A Lenovo Thinkpad Yoga for under $300, a TRX suspension system, cheap LED light bulbs, and more lead Saturday’s best deals.


29 Jan 15:36

This Flowchart Helps You Decide If That Impulse Purchase Is a Good Idea

by Stephanie Lee

In the moment, you can justify pretty much any purchase decision. Maybe you do need a third coffee maker and more flannel shirts—they’re 40% off! But wait, do you really? This flowchart helps you figure out if your desire to buy is actually out of necessity or just an impulse.


29 Jan 15:36

Bake Pasta in a Bundt Pan for the Most Crispy, Delicious Edges

by Claire Lower

The best part of baked pasta is all the crispy corners and bits of broiled cheese, and cooking it in a bundt pan lets you maximize that joy.


29 Jan 15:36

Learn How to Make "Kevin's Famous Chili" From The Office

by Patrick Allan

Kevin Malone on The Office doesn’t do a lot of things well, but he sure does know how to make a delicious batch of chili. It’s probably the thing he does best. Here’s how to make it at home.


29 Jan 15:36

This Week's Top Downloads

by Andy Orin

Every week, we share a number of downloads for all platforms to help you get things done. Here were the top downloads from this week.


29 Jan 15:36

This Flowchart Helps You Find Your Leadership Style

by Alan Henry

If you ever have to step up and manage people, it can be pretty difficult to figure out the best way to do it in a way that both works with your personality and gets the job done. This flowchart can help you figure out—in broad categories, of course—what type of leader you might be.


29 Jan 15:33

MacBook Pro 13 with Touch Bar

by cellmate707

Eight years ago, Apple announced its second generation MacBook Pro with a brand new “unibody” design, and four years ago arrived the slimmer generation wood with high-resolution Retina display market. On both occasions was hallelujah factor just as high as we remember it as.
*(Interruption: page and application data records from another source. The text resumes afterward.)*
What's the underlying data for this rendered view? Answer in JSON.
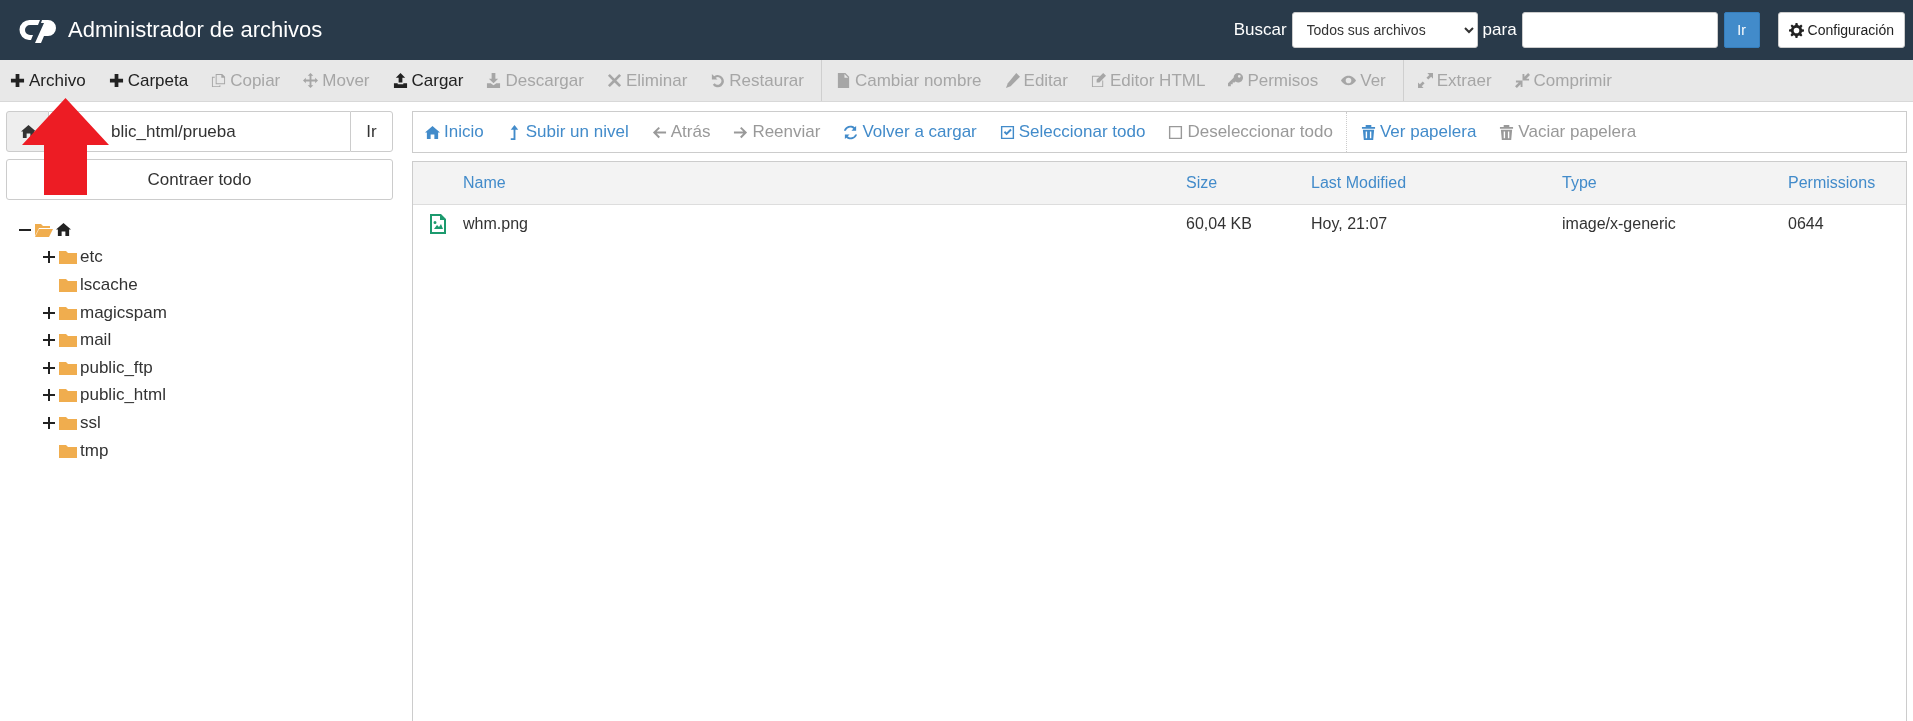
{
  "header": {
    "title": "Administrador de archivos",
    "search_label": "Buscar",
    "search_scope": "Todos sus archivos",
    "for_label": "para",
    "go_button": "Ir",
    "settings_button": "Configuración"
  },
  "toolbar": [
    [
      {
        "label": "Archivo",
        "disabled": false
      },
      {
        "label": "Carpeta",
        "disabled": false
      },
      {
        "label": "Copiar",
        "disabled": true
      },
      {
        "label": "Mover",
        "disabled": true
      },
      {
        "label": "Cargar",
        "disabled": false
      },
      {
        "label": "Descargar",
        "disabled": true
      },
      {
        "label": "Eliminar",
        "disabled": true
      },
      {
        "label": "Restaurar",
        "disabled": true
      }
    ],
    [
      {
        "label": "Cambiar nombre",
        "disabled": true
      },
      {
        "label": "Editar",
        "disabled": true
      },
      {
        "label": "Editor HTML",
        "disabled": true
      },
      {
        "label": "Permisos",
        "disabled": true
      },
      {
        "label": "Ver",
        "disabled": true
      }
    ],
    [
      {
        "label": "Extraer",
        "disabled": true
      },
      {
        "label": "Comprimir",
        "disabled": true
      }
    ]
  ],
  "path_bar": {
    "value": "blic_html/prueba",
    "go_button": "Ir"
  },
  "collapse_button": "Contraer todo",
  "tree": {
    "expanded": true,
    "children": [
      {
        "label": "etc",
        "has_children": true,
        "expanded": false
      },
      {
        "label": "lscache",
        "has_children": false
      },
      {
        "label": "magicspam",
        "has_children": true,
        "expanded": false
      },
      {
        "label": "mail",
        "has_children": true,
        "expanded": false
      },
      {
        "label": "public_ftp",
        "has_children": true,
        "expanded": false
      },
      {
        "label": "public_html",
        "has_children": true,
        "expanded": false
      },
      {
        "label": "ssl",
        "has_children": true,
        "expanded": false
      },
      {
        "label": "tmp",
        "has_children": false
      }
    ]
  },
  "nav": [
    [
      {
        "label": "Inicio",
        "disabled": false
      },
      {
        "label": "Subir un nivel",
        "disabled": false
      },
      {
        "label": "Atrás",
        "disabled": true
      },
      {
        "label": "Reenviar",
        "disabled": true
      },
      {
        "label": "Volver a cargar",
        "disabled": false
      },
      {
        "label": "Seleccionar todo",
        "disabled": false
      },
      {
        "label": "Deseleccionar todo",
        "disabled": true
      }
    ],
    [
      {
        "label": "Ver papelera",
        "disabled": false
      },
      {
        "label": "Vaciar papelera",
        "disabled": true
      }
    ]
  ],
  "table": {
    "columns": [
      "Name",
      "Size",
      "Last Modified",
      "Type",
      "Permissions"
    ],
    "rows": [
      {
        "selected": false,
        "cells": [
          "whm.png",
          "60,04 KB",
          "Hoy, 21:07",
          "image/x-generic",
          "0644"
        ]
      }
    ]
  }
}
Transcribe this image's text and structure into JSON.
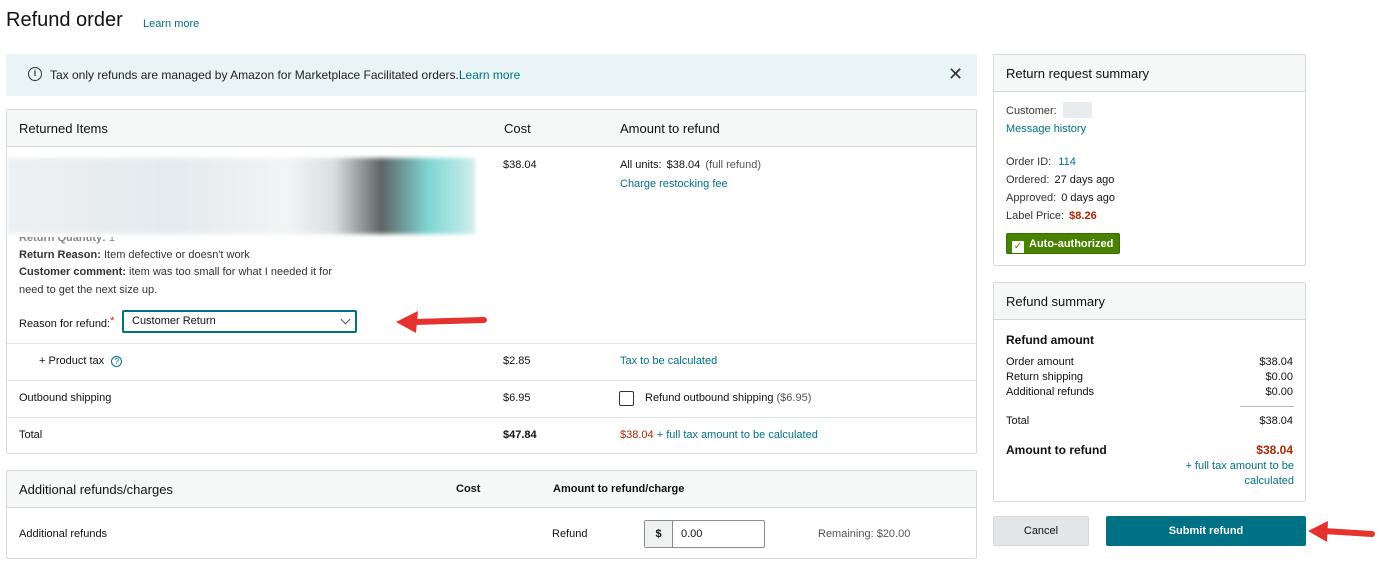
{
  "header": {
    "title": "Refund order",
    "learn_more": "Learn more"
  },
  "banner": {
    "icon": "info-icon",
    "text": "Tax only refunds are managed by Amazon for Marketplace Facilitated orders.",
    "link": "Learn more"
  },
  "items_table": {
    "headers": {
      "item": "Returned Items",
      "cost": "Cost",
      "amount": "Amount to refund"
    },
    "item": {
      "quantity_label": "Return Quantity:",
      "quantity": "1",
      "reason_label": "Return Reason:",
      "reason": "Item defective or doesn't work",
      "comment_label": "Customer comment:",
      "comment_line1": "item was too small for what I needed it for",
      "comment_line2": "need to get the next size up.",
      "refund_reason_label": "Reason for refund:",
      "refund_reason_value": "Customer Return",
      "cost": "$38.04",
      "all_units_label": "All units:",
      "all_units_value": "$38.04",
      "full_refund": "(full refund)",
      "restocking_link": "Charge restocking fee"
    },
    "tax": {
      "label": "+ Product tax",
      "cost": "$2.85",
      "amount": "Tax to be calculated"
    },
    "shipping": {
      "label": "Outbound shipping",
      "cost": "$6.95",
      "checkbox_label": "Refund outbound shipping",
      "checkbox_amount": "($6.95)"
    },
    "total": {
      "label": "Total",
      "cost": "$47.84",
      "amount": "$38.04",
      "amount_suffix": "+ full tax amount to be calculated"
    }
  },
  "additional": {
    "headers": {
      "title": "Additional refunds/charges",
      "cost": "Cost",
      "amount": "Amount to refund/charge"
    },
    "row": {
      "label": "Additional refunds",
      "type": "Refund",
      "currency": "$",
      "value": "0.00",
      "remaining": "Remaining: $20.00"
    }
  },
  "return_summary": {
    "title": "Return request summary",
    "customer_label": "Customer:",
    "message_history": "Message history",
    "order_id_label": "Order ID:",
    "order_id": "114",
    "ordered_label": "Ordered:",
    "ordered": "27 days ago",
    "approved_label": "Approved:",
    "approved": "0 days ago",
    "label_price_label": "Label Price:",
    "label_price": "$8.26",
    "badge": "Auto-authorized"
  },
  "refund_summary": {
    "title": "Refund summary",
    "refund_amount_heading": "Refund amount",
    "rows": [
      {
        "label": "Order amount",
        "value": "$38.04"
      },
      {
        "label": "Return shipping",
        "value": "$0.00"
      },
      {
        "label": "Additional refunds",
        "value": "$0.00"
      }
    ],
    "total_label": "Total",
    "total_value": "$38.04",
    "amount_to_refund_label": "Amount to refund",
    "amount_to_refund_value": "$38.04",
    "tax_note_line1": "+ full tax amount to be",
    "tax_note_line2": "calculated"
  },
  "actions": {
    "cancel": "Cancel",
    "submit": "Submit refund"
  },
  "colors": {
    "link": "#007185",
    "price_red": "#b12704",
    "badge_green": "#488201",
    "arrow_red": "#e5322d"
  }
}
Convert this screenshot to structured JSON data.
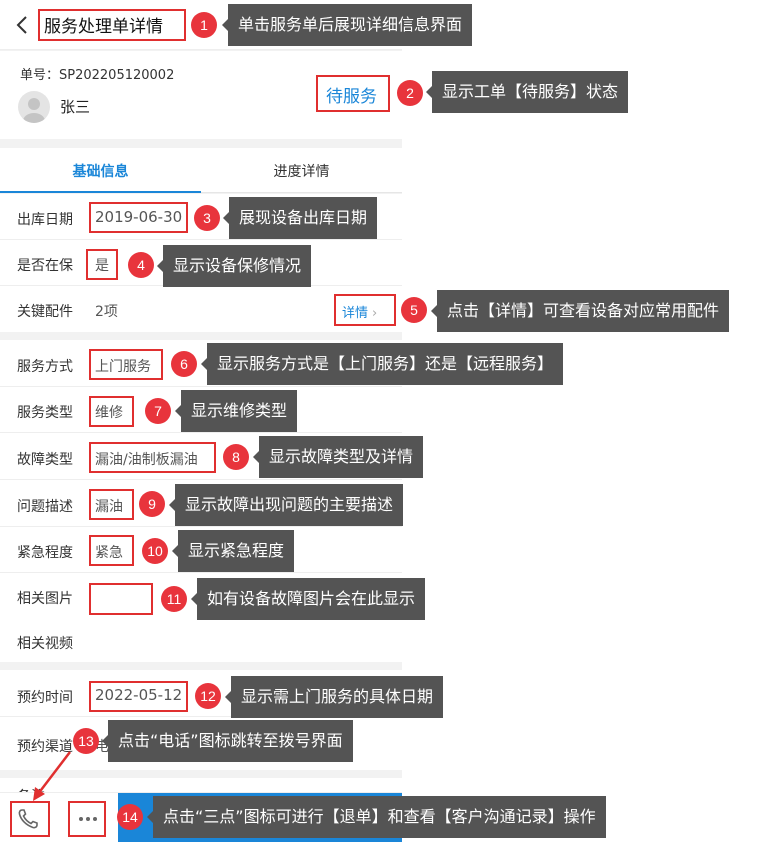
{
  "header": {
    "title": "服务处理单详情"
  },
  "order": {
    "number": "单号：SP202205120002",
    "user_name": "张三",
    "status": "待服务"
  },
  "tabs": [
    {
      "label": "基础信息"
    },
    {
      "label": "进度详情"
    }
  ],
  "fields": {
    "out_date": {
      "label": "出库日期",
      "value": "2019-06-30"
    },
    "warranty": {
      "label": "是否在保",
      "value": "是"
    },
    "key_parts": {
      "label": "关键配件",
      "value": "2项",
      "link": "详情",
      "chevron": "›"
    },
    "service_mode": {
      "label": "服务方式",
      "value": "上门服务"
    },
    "service_type": {
      "label": "服务类型",
      "value": "维修"
    },
    "fault_type": {
      "label": "故障类型",
      "value": "漏油/油制板漏油"
    },
    "problem_desc": {
      "label": "问题描述",
      "value": "漏油"
    },
    "urgency": {
      "label": "紧急程度",
      "value": "紧急"
    },
    "images": {
      "label": "相关图片"
    },
    "videos": {
      "label": "相关视频"
    },
    "appointment_time": {
      "label": "预约时间",
      "value": "2022-05-12"
    },
    "appointment_channel": {
      "label": "预约渠道",
      "value": "电话"
    },
    "remarks": {
      "label": "备注"
    }
  },
  "bottom_bar": {
    "phone_icon": "phone-icon",
    "more_icon": "more-dots-icon"
  },
  "annotations": [
    {
      "n": "1",
      "text": "单击服务单后展现详细信息界面"
    },
    {
      "n": "2",
      "text": "显示工单【待服务】状态"
    },
    {
      "n": "3",
      "text": "展现设备出库日期"
    },
    {
      "n": "4",
      "text": "显示设备保修情况"
    },
    {
      "n": "5",
      "text": "点击【详情】可查看设备对应常用配件"
    },
    {
      "n": "6",
      "text": "显示服务方式是【上门服务】还是【远程服务】"
    },
    {
      "n": "7",
      "text": "显示维修类型"
    },
    {
      "n": "8",
      "text": "显示故障类型及详情"
    },
    {
      "n": "9",
      "text": "显示故障出现问题的主要描述"
    },
    {
      "n": "10",
      "text": "显示紧急程度"
    },
    {
      "n": "11",
      "text": "如有设备故障图片会在此显示"
    },
    {
      "n": "12",
      "text": "显示需上门服务的具体日期"
    },
    {
      "n": "13",
      "text": "点击“电话”图标跳转至拨号界面"
    },
    {
      "n": "14",
      "text": "点击“三点”图标可进行【退单】和查看【客户沟通记录】操作"
    }
  ],
  "colors": {
    "accent": "#1a86d8",
    "annotation_red": "#e02f2f",
    "callout_bg": "#545454",
    "badge": "#e8343c"
  }
}
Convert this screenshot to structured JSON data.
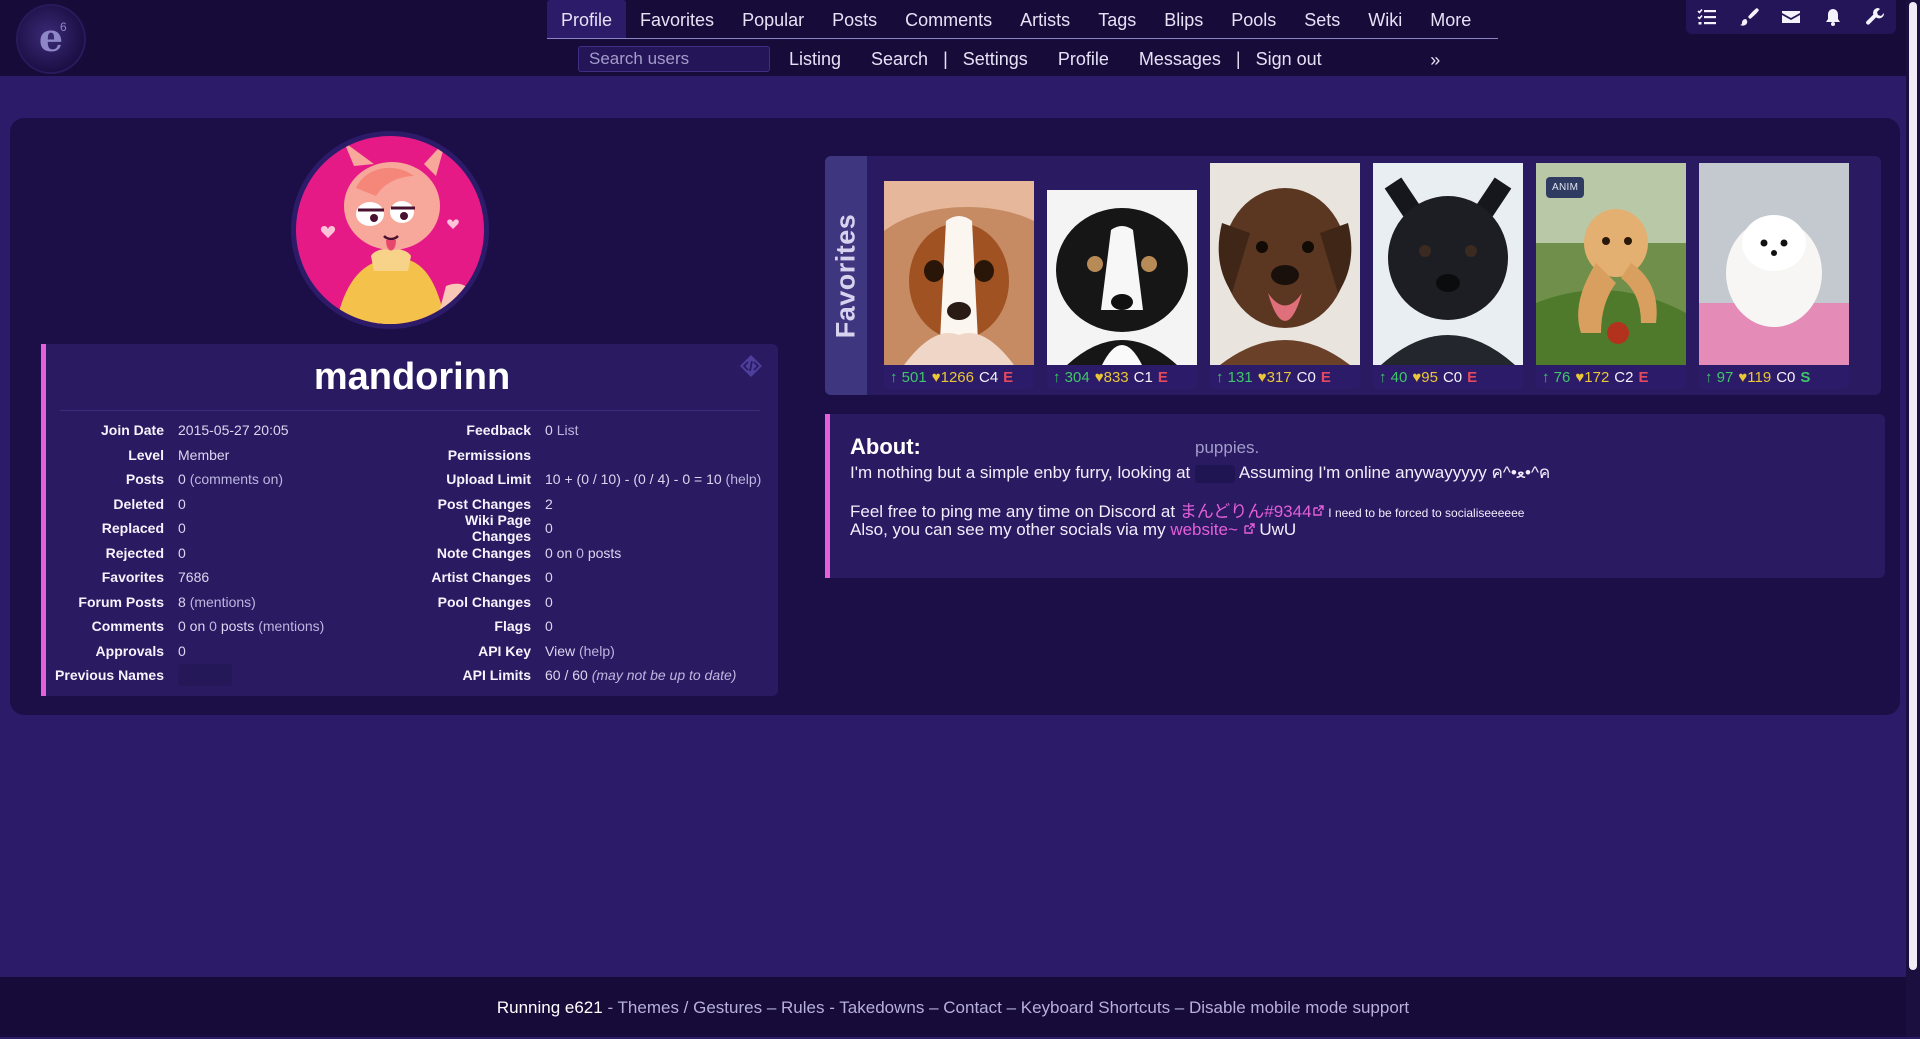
{
  "nav": {
    "logo": "e",
    "logo_sup": "6",
    "main_tabs": [
      "Profile",
      "Favorites",
      "Popular",
      "Posts",
      "Comments",
      "Artists",
      "Tags",
      "Blips",
      "Pools",
      "Sets",
      "Wiki",
      "More »"
    ],
    "search_placeholder": "Search users",
    "sub_links": [
      "Listing",
      "Search",
      "|",
      "Settings",
      "Profile",
      "Messages",
      "|",
      "Sign out"
    ]
  },
  "profile": {
    "username": "mandorinn",
    "left": [
      {
        "label": "Join Date",
        "value": "2015-05-27 20:05"
      },
      {
        "label": "Level",
        "value": "Member"
      },
      {
        "label": "Posts",
        "value": "0",
        "extra": "(comments on)"
      },
      {
        "label": "Deleted",
        "value": "0"
      },
      {
        "label": "Replaced",
        "value": "0"
      },
      {
        "label": "Rejected",
        "value": "0"
      },
      {
        "label": "Favorites",
        "value": "7686"
      },
      {
        "label": "Forum Posts",
        "value": "8",
        "extra": "(mentions)"
      },
      {
        "label": "Comments",
        "value": "0 on",
        "extra": "0",
        "extra2": "posts",
        "extra3": "(mentions)"
      },
      {
        "label": "Approvals",
        "value": "0"
      },
      {
        "label": "Previous Names",
        "value": ""
      }
    ],
    "right": [
      {
        "label": "Feedback",
        "value": "0",
        "extra": "List"
      },
      {
        "label": "Permissions",
        "value": ""
      },
      {
        "label": "Upload Limit",
        "value": "10 + (0 / 10) - (0 / 4) - 0 = 10",
        "extra": "(help)"
      },
      {
        "label": "Post Changes",
        "value": "2"
      },
      {
        "label": "Wiki Page Changes",
        "value": "0"
      },
      {
        "label": "Note Changes",
        "value": "0 on",
        "extra": "0",
        "extra2": "posts"
      },
      {
        "label": "Artist Changes",
        "value": "0"
      },
      {
        "label": "Pool Changes",
        "value": "0"
      },
      {
        "label": "Flags",
        "value": "0"
      },
      {
        "label": "API Key",
        "value": "View",
        "extra": "(help)"
      },
      {
        "label": "API Limits",
        "value": "60 / 60",
        "extra": "(may not be up to date)"
      }
    ]
  },
  "favorites": {
    "title": "Favorites",
    "items": [
      {
        "up": "501",
        "favs": "1266",
        "comments": "C4",
        "rating": "E"
      },
      {
        "up": "304",
        "favs": "833",
        "comments": "C1",
        "rating": "E"
      },
      {
        "up": "131",
        "favs": "317",
        "comments": "C0",
        "rating": "E"
      },
      {
        "up": "40",
        "favs": "95",
        "comments": "C0",
        "rating": "E"
      },
      {
        "up": "76",
        "favs": "172",
        "comments": "C2",
        "rating": "E",
        "badge": "ANIM"
      },
      {
        "up": "97",
        "favs": "119",
        "comments": "C0",
        "rating": "S"
      }
    ]
  },
  "about": {
    "title": "About:",
    "ghost": "puppies.",
    "line1a": "I'm nothing but a simple enby furry, looking at",
    "line1b": "Assuming I'm online anywayyyyy ค^•ﻌ•^ค",
    "line2a": "Feel free to ping me any time on Discord at",
    "discord": "まんどりん#9344",
    "line2b": "I need to be forced to socialiseeeeee",
    "line3a": "Also, you can see my other socials via my",
    "website": "website~",
    "line3b": "UwU"
  },
  "footer": {
    "running": "Running e621",
    "parts": [
      " - ",
      "Themes",
      " / ",
      "Gestures",
      " – ",
      "Rules",
      " - ",
      "Takedowns",
      " – ",
      "Contact",
      " – ",
      "Keyboard Shortcuts",
      " – ",
      "Disable mobile mode support"
    ]
  },
  "colors": {
    "accent": "#e45fd8",
    "bg": "#2c1b68",
    "panel": "#2a1a62",
    "nav": "#170b3a"
  }
}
And especially odd was not it. Apple both revolutionized and innovated, and although some might disagree with the next statement, they lay on currently streets ahead of many staunch competitors over Windows PCs tenant.

Today, four years after the last major designoverhalingen, is the fourth generation MacBook Pro here. This generation has claimed Apple sold in advance at least as good as previous models and created just as many headlines as we are used to. However, the big difference from previous launches, somebody interested in technology have failed to notice a change of pace when it comes to coverage and general reception of the new MacBook Pro.

People are generally more skeptical and cautious than before, and even among members of the right enough collusive, still halfway existing Apple congregation, asks many questions about the new generation. For the first time it is not only the price increase people laugh about, but also the fact that it is not as clear as before whether the new MacBook Proen will offer thoughtful and noticeable “Quality of Life” updates, or whether the first and foremost offer renewal for renewal guilt.

Questions asked is not surprising, for rarely has Apple gone so hard out with hammer and chisel on its traditional silver MacBook Pro now. It’s a bit scary all the time that we are actually talking about a machine that has long served as the world’s benchmark portable – that machine all other machines is measured against.

So, change Apple pattern just because they can or because design chief Johnny Ive found out that they have lived with the “status quo” long enough? Absolutely not.

The fact is that many of the design moves that have now come to the fourth generation is essential. In the four years Apple has sold the same MacBook Proen, interrupted only by small comfortable hardware upgrades, has in fact their competition undergone a real transformation.

Gone are the thicker, grayer, more plastic-like “patchwork machines” which competed against Apple in the past. Lately it literally clean out with roaring good Windows-based laptops here at the house, which almost got it to go inflation in grading our. Special mention HP Spectre and Spectre x360 OLED , Asus’ Zenbook UX305 and UX360 Flip and Dell XPS 13 . We know, moreover, that the Lenovo Yoga 910 is just around the corner, which could mean an additional competitor to take on Apple.

With the increasingly aggressive competitors, it is important that Apple is all right this time, since they have less “going on” than previously.